As regular readers know, I’m working on a feminist book about parenting. Will you help me write a better, more inclusive project by answering some questions?
This week’s topic: allowing our children to be weird:
- Do you perceive a tension between allowing our children to be ‘different’ (especially but not exclusively in terms of gender norms) and protecting them or helping them become successful? (For instance, think about a boy wanting to wear a princess dress to kindergarten: you may support the impulse but also worry about teasing and other unpleasantness directed at both him and you.) How do you understand or think about that tension, balancing act, false dichotomy, or whatever it is?
- If you’re a parent, do you draw lines in terms of which non-mainstream behaviors you cheerfully encourage (or allow, or fund)? If so, where do you draw those lines, and how do you implement that decision?

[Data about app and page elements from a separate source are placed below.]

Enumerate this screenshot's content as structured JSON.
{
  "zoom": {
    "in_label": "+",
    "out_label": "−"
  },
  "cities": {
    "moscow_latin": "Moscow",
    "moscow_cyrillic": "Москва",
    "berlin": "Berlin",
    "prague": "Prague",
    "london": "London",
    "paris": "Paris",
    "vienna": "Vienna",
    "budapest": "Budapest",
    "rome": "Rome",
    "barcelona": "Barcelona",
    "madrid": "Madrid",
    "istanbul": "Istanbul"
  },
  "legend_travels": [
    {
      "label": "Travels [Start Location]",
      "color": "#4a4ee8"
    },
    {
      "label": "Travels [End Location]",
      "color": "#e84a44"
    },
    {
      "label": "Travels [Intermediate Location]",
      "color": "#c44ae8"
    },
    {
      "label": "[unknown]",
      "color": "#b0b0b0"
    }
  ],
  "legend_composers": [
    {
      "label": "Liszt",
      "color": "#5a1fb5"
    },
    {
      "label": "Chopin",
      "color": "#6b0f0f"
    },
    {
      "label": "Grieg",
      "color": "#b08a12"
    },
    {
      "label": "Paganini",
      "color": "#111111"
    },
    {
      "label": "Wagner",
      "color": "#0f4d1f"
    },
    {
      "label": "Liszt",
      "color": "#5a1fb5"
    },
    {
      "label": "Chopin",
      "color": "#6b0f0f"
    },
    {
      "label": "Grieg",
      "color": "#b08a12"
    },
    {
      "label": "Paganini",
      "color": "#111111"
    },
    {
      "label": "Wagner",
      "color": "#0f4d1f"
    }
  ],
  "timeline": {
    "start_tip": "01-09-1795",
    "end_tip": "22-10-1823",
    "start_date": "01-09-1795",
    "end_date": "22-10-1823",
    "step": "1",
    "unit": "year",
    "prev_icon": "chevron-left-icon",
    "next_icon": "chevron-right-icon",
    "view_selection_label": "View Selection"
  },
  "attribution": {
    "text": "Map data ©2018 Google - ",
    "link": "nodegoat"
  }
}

- Have you ever felt unsure about what to do in this sort of situation? Have you ever made a call that you felt really good about, or not so good about? Tell me the story …
- By commenting on this post, you are giving me permission to quote what you say here in my book. Please indicate the age(s) of your child or children, as well as whether you’d like to be identified by full name, first name only, or a pseudonym of your choice if I end up using your words.
- Feel free to email your responses instead of commenting here, if you prefer: molly at firsttheegg dot com.
- Please answer any question (or questions) that strikes your fancy, in any way, at any length. Anything relevant to these topics is welcome, even if what you have to say is not really related to the questions. I’m so grateful for any thoughts you offer!